===== EXTRACTED RECORDS

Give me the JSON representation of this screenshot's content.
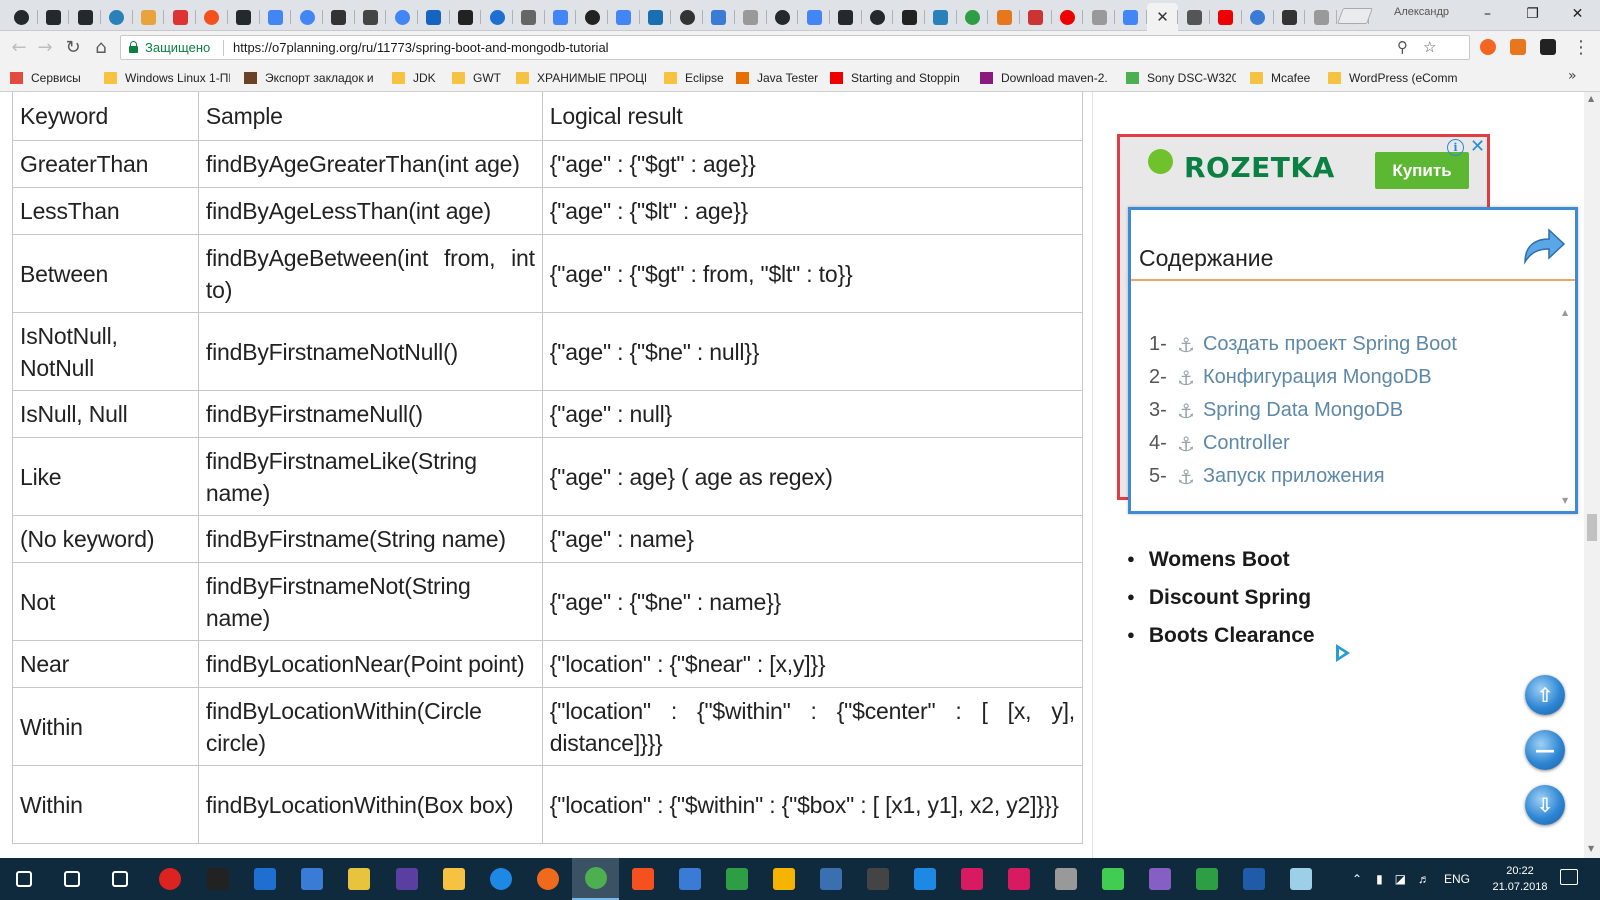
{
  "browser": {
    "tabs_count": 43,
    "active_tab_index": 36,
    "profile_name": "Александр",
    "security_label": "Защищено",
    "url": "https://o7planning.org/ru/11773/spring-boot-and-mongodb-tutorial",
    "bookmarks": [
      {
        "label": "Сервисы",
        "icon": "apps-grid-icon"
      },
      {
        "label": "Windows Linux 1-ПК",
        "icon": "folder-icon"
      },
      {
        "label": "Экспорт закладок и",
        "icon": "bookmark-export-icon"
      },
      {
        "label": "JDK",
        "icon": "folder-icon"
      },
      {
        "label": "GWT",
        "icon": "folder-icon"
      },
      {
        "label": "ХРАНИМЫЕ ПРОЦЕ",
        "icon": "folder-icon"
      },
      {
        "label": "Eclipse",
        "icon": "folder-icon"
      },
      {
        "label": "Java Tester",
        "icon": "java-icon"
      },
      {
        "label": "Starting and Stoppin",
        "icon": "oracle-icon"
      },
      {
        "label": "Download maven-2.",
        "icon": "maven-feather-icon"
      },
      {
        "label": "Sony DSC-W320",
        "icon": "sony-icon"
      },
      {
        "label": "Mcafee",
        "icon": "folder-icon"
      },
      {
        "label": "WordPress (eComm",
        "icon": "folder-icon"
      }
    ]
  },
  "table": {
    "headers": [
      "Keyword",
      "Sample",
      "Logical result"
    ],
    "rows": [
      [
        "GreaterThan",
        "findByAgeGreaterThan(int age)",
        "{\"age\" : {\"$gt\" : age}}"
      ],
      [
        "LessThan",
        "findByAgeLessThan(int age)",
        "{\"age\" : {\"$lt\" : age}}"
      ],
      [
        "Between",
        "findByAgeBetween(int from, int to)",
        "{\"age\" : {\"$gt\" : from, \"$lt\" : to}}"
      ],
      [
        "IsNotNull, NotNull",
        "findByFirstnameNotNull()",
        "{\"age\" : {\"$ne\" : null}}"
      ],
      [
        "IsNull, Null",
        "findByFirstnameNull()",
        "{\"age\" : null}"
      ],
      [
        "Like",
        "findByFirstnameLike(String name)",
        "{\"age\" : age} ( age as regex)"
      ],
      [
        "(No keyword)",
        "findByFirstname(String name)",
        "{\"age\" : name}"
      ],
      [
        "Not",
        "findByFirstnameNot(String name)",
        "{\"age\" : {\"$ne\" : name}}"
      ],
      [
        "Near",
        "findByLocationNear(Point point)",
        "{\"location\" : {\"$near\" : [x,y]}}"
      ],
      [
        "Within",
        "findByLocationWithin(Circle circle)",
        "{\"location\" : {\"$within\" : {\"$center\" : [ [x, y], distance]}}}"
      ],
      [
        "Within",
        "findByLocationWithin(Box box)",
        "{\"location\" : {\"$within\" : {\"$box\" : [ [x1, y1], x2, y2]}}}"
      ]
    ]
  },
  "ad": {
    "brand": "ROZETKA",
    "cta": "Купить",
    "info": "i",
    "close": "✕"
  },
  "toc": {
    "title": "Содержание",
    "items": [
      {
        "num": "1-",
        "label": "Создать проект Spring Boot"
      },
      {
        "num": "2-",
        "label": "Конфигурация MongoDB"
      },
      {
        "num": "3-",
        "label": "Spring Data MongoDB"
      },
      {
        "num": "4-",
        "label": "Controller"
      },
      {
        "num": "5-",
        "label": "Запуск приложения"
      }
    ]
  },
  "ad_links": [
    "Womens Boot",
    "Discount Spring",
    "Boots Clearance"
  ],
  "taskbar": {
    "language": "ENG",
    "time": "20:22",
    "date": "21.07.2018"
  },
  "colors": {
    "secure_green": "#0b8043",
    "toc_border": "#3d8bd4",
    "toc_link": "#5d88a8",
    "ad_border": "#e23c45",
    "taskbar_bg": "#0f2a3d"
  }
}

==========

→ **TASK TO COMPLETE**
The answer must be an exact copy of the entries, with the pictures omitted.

→ **RESPONSE**
Give me the JSON representation of this screenshot's content.
{
  "browser": {
    "tabs_count": 43,
    "active_tab_index": 36,
    "profile_name": "Александр",
    "security_label": "Защищено",
    "url": "https://o7planning.org/ru/11773/spring-boot-and-mongodb-tutorial",
    "bookmarks": [
      {
        "label": "Сервисы",
        "icon": "apps-grid-icon"
      },
      {
        "label": "Windows Linux 1-ПК",
        "icon": "folder-icon"
      },
      {
        "label": "Экспорт закладок и",
        "icon": "bookmark-export-icon"
      },
      {
        "label": "JDK",
        "icon": "folder-icon"
      },
      {
        "label": "GWT",
        "icon": "folder-icon"
      },
      {
        "label": "ХРАНИМЫЕ ПРОЦЕ",
        "icon": "folder-icon"
      },
      {
        "label": "Eclipse",
        "icon": "folder-icon"
      },
      {
        "label": "Java Tester",
        "icon": "java-icon"
      },
      {
        "label": "Starting and Stoppin",
        "icon": "oracle-icon"
      },
      {
        "label": "Download maven-2.",
        "icon": "maven-feather-icon"
      },
      {
        "label": "Sony DSC-W320",
        "icon": "sony-icon"
      },
      {
        "label": "Mcafee",
        "icon": "folder-icon"
      },
      {
        "label": "WordPress (eComm",
        "icon": "folder-icon"
      }
    ]
  },
  "table": {
    "headers": [
      "Keyword",
      "Sample",
      "Logical result"
    ],
    "rows": [
      [
        "GreaterThan",
        "findByAgeGreaterThan(int age)",
        "{\"age\" : {\"$gt\" : age}}"
      ],
      [
        "LessThan",
        "findByAgeLessThan(int age)",
        "{\"age\" : {\"$lt\" : age}}"
      ],
      [
        "Between",
        "findByAgeBetween(int from, int to)",
        "{\"age\" : {\"$gt\" : from, \"$lt\" : to}}"
      ],
      [
        "IsNotNull, NotNull",
        "findByFirstnameNotNull()",
        "{\"age\" : {\"$ne\" : null}}"
      ],
      [
        "IsNull, Null",
        "findByFirstnameNull()",
        "{\"age\" : null}"
      ],
      [
        "Like",
        "findByFirstnameLike(String name)",
        "{\"age\" : age} ( age as regex)"
      ],
      [
        "(No keyword)",
        "findByFirstname(String name)",
        "{\"age\" : name}"
      ],
      [
        "Not",
        "findByFirstnameNot(String name)",
        "{\"age\" : {\"$ne\" : name}}"
      ],
      [
        "Near",
        "findByLocationNear(Point point)",
        "{\"location\" : {\"$near\" : [x,y]}}"
      ],
      [
        "Within",
        "findByLocationWithin(Circle circle)",
        "{\"location\" : {\"$within\" : {\"$center\" : [ [x, y], distance]}}}"
      ],
      [
        "Within",
        "findByLocationWithin(Box box)",
        "{\"location\" : {\"$within\" : {\"$box\" : [ [x1, y1], x2, y2]}}}"
      ]
    ]
  },
  "ad": {
    "brand": "ROZETKA",
    "cta": "Купить",
    "info": "i",
    "close": "✕"
  },
  "toc": {
    "title": "Содержание",
    "items": [
      {
        "num": "1-",
        "label": "Создать проект Spring Boot"
      },
      {
        "num": "2-",
        "label": "Конфигурация MongoDB"
      },
      {
        "num": "3-",
        "label": "Spring Data MongoDB"
      },
      {
        "num": "4-",
        "label": "Controller"
      },
      {
        "num": "5-",
        "label": "Запуск приложения"
      }
    ]
  },
  "ad_links": [
    "Womens Boot",
    "Discount Spring",
    "Boots Clearance"
  ],
  "taskbar": {
    "language": "ENG",
    "time": "20:22",
    "date": "21.07.2018"
  },
  "colors": {
    "secure_green": "#0b8043",
    "toc_border": "#3d8bd4",
    "toc_link": "#5d88a8",
    "ad_border": "#e23c45",
    "taskbar_bg": "#0f2a3d"
  }
}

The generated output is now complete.